::: MATERIAL PROVIDED :::
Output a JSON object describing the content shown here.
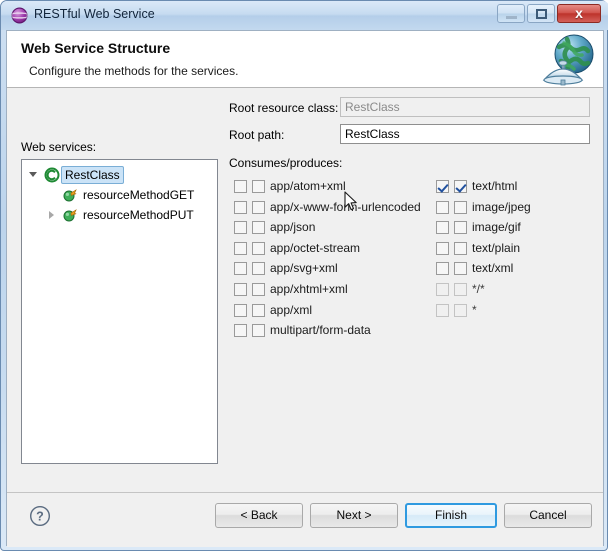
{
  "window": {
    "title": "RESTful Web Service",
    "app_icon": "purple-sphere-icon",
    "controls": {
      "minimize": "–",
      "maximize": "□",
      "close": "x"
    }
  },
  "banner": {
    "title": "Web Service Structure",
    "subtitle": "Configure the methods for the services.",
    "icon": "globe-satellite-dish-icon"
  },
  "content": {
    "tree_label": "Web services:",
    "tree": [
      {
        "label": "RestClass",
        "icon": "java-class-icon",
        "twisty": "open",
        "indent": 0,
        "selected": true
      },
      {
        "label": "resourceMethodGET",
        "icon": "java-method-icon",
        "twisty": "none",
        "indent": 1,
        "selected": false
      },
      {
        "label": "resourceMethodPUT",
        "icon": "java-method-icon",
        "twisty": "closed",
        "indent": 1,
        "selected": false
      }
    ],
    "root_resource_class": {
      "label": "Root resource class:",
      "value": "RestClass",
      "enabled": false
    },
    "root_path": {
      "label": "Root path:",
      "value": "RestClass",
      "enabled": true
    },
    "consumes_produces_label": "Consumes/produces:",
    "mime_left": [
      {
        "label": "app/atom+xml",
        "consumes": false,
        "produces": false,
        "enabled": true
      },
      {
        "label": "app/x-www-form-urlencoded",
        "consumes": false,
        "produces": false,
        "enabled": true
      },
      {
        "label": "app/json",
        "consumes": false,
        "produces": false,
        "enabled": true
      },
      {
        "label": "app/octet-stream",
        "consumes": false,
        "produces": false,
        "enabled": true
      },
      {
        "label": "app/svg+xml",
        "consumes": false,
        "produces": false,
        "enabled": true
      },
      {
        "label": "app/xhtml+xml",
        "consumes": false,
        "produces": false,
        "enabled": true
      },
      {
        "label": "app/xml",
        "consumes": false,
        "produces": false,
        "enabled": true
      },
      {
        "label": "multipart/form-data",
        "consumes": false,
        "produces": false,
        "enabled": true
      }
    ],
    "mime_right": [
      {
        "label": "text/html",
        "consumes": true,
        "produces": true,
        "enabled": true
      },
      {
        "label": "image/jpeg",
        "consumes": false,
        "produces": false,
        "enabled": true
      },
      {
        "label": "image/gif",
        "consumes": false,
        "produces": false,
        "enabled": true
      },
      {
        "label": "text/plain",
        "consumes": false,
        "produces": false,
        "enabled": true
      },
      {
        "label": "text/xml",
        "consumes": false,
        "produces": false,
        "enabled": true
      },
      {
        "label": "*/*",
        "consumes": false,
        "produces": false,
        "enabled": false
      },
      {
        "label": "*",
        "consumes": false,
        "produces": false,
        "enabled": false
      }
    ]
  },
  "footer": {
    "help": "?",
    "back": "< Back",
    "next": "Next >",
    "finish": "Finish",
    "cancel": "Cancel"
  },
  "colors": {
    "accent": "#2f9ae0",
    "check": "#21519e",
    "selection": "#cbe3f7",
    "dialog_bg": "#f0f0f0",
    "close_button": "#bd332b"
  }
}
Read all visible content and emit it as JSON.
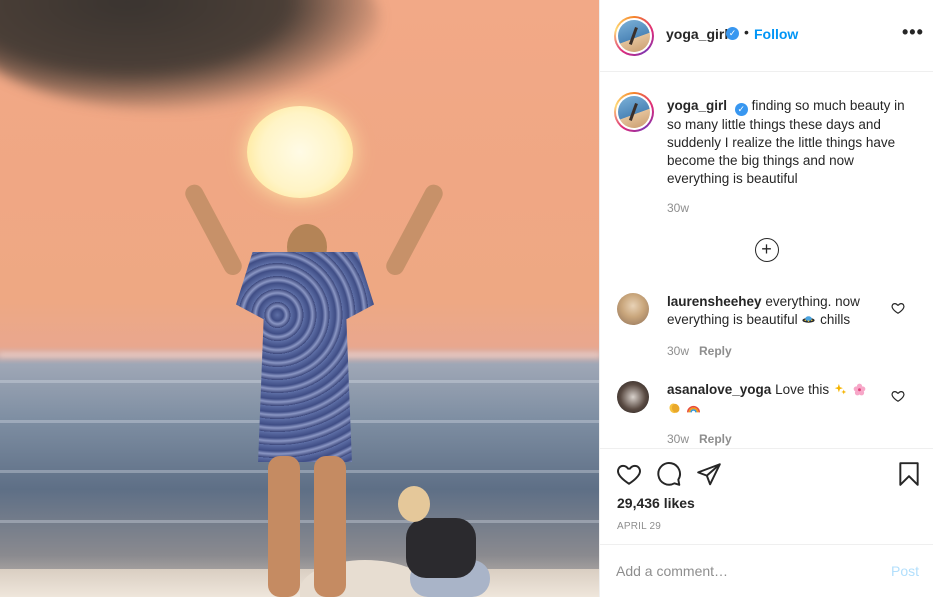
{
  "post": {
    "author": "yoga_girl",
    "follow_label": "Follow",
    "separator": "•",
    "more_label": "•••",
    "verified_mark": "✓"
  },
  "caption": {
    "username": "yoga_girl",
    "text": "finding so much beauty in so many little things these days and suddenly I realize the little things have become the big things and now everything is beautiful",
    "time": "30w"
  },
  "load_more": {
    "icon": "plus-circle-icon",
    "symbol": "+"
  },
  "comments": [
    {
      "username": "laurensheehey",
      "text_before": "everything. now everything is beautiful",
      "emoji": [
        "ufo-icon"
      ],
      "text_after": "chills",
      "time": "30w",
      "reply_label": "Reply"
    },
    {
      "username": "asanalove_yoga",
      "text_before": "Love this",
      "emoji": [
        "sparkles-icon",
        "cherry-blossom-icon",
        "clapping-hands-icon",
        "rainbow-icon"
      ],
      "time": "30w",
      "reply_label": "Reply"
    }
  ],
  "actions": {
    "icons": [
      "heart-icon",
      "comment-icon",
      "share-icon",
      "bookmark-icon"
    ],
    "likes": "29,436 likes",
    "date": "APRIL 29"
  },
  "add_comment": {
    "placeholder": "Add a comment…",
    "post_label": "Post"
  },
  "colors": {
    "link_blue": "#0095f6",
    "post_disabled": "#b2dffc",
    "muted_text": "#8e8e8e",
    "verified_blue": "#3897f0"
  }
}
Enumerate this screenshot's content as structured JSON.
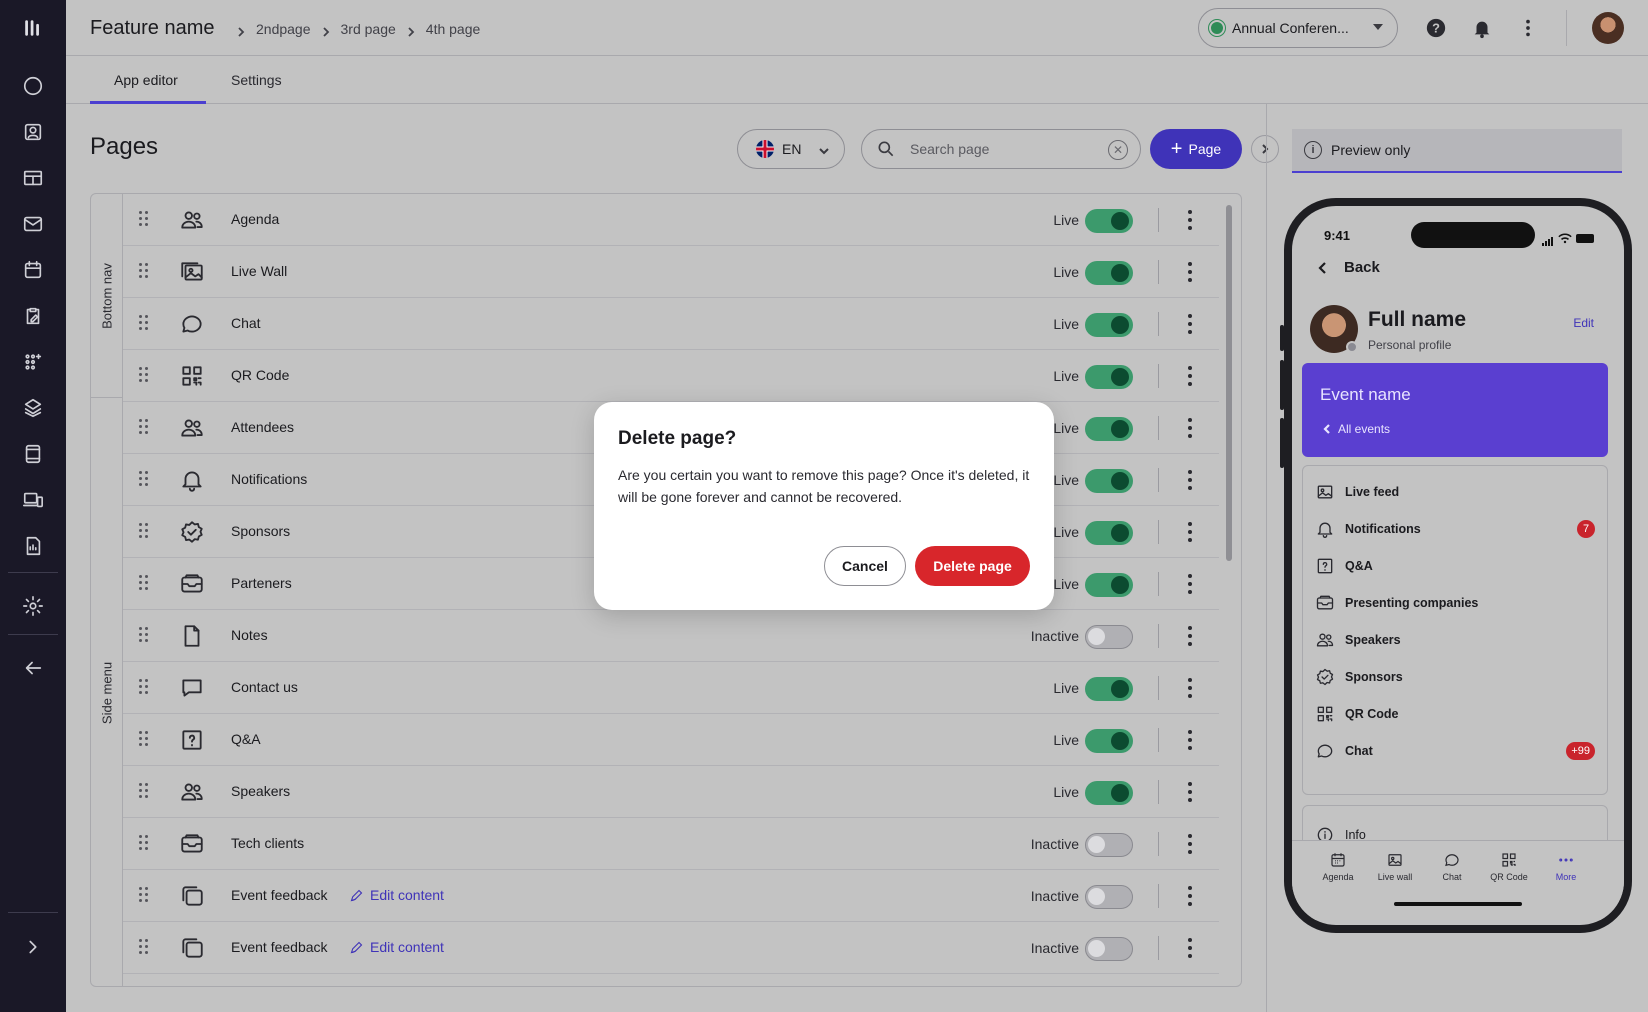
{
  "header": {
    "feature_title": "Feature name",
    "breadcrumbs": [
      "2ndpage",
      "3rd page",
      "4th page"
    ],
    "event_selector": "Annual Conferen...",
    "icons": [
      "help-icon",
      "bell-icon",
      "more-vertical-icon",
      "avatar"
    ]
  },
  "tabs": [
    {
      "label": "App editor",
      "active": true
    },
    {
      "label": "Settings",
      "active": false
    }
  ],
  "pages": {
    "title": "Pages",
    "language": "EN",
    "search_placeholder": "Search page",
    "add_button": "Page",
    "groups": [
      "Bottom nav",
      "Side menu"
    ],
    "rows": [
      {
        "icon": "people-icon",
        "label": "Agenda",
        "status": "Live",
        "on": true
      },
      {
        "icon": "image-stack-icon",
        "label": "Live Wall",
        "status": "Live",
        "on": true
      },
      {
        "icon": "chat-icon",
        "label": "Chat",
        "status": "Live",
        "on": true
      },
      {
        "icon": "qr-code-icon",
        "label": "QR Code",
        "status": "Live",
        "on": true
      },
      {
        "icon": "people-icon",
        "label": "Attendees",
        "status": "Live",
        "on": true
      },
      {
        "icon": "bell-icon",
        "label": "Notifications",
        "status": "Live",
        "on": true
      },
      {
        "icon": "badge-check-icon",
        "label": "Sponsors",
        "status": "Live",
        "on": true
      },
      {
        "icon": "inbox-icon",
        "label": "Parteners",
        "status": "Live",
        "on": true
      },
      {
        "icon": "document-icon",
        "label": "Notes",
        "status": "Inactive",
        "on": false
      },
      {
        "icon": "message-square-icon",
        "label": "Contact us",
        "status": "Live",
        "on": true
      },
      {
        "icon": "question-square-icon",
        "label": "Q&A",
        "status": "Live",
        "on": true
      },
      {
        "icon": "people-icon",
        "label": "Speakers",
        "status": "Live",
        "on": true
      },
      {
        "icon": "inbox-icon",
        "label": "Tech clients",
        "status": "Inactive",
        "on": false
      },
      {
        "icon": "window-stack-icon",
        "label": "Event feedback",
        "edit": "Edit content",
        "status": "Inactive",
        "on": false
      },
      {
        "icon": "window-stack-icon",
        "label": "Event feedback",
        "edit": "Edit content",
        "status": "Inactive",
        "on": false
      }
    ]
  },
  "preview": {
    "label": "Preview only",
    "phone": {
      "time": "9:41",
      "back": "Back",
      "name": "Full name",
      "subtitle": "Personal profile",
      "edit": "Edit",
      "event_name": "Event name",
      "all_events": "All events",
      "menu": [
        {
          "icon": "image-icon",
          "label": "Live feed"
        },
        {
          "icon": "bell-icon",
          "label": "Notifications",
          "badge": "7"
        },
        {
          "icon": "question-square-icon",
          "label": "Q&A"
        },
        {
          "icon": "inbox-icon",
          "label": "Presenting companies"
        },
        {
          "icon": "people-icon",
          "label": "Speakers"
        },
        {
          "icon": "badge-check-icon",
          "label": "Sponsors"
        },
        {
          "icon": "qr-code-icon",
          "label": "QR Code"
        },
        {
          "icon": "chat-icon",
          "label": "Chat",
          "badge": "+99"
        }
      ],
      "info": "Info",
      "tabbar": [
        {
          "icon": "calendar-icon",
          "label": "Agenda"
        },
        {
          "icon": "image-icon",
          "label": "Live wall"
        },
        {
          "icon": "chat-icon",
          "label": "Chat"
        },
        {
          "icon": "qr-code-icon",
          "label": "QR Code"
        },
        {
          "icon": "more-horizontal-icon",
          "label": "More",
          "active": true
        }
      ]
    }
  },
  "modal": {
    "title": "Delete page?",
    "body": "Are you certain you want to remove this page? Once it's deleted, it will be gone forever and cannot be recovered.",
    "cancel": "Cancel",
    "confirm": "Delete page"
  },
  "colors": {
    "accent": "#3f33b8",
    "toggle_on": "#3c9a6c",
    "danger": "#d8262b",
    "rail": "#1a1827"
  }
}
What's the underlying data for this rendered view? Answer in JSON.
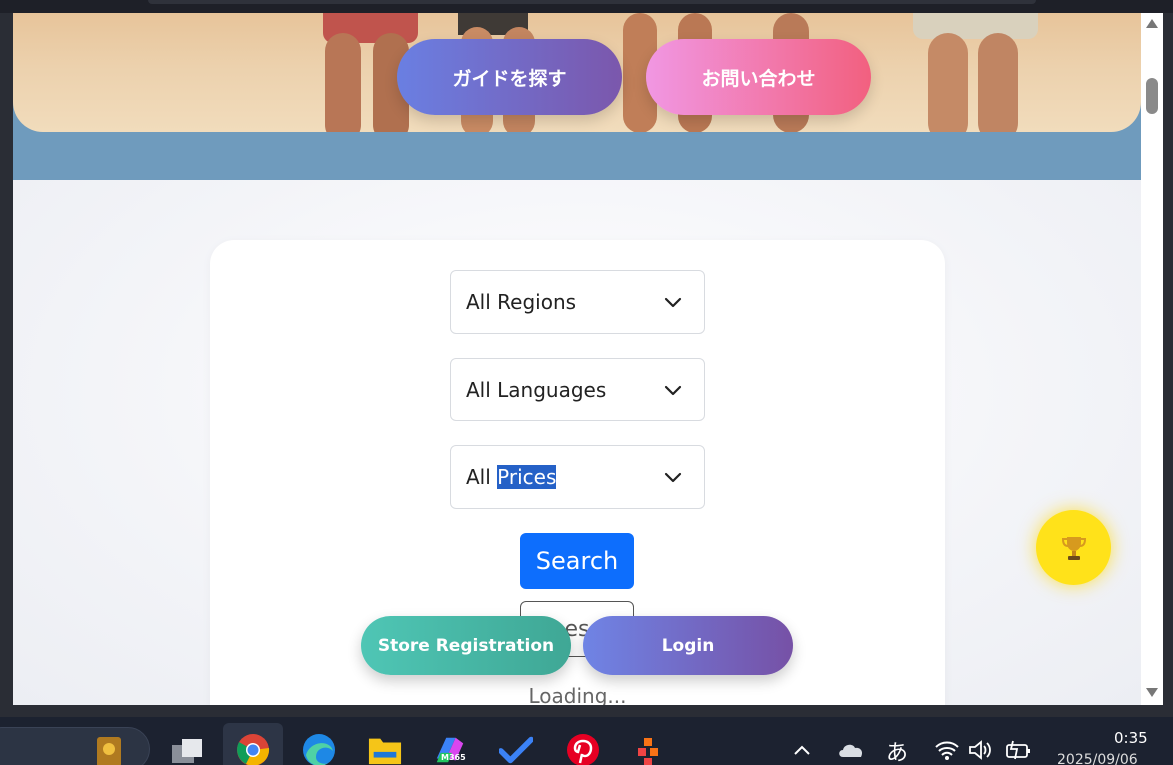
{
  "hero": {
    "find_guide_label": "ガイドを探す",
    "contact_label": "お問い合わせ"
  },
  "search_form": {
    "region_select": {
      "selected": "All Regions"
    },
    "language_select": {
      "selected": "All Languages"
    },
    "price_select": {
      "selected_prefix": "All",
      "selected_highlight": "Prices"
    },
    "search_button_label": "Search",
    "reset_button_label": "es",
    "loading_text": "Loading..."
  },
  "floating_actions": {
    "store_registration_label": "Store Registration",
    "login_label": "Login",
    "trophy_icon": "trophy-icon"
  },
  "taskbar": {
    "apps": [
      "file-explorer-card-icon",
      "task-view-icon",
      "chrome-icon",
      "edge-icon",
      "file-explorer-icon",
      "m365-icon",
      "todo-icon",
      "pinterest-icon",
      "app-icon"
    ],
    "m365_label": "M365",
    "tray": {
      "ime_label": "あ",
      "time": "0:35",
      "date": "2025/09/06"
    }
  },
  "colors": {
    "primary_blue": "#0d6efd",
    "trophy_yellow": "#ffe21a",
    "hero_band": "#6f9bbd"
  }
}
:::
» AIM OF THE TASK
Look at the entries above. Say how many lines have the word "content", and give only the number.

» WRITTEN REPLY
6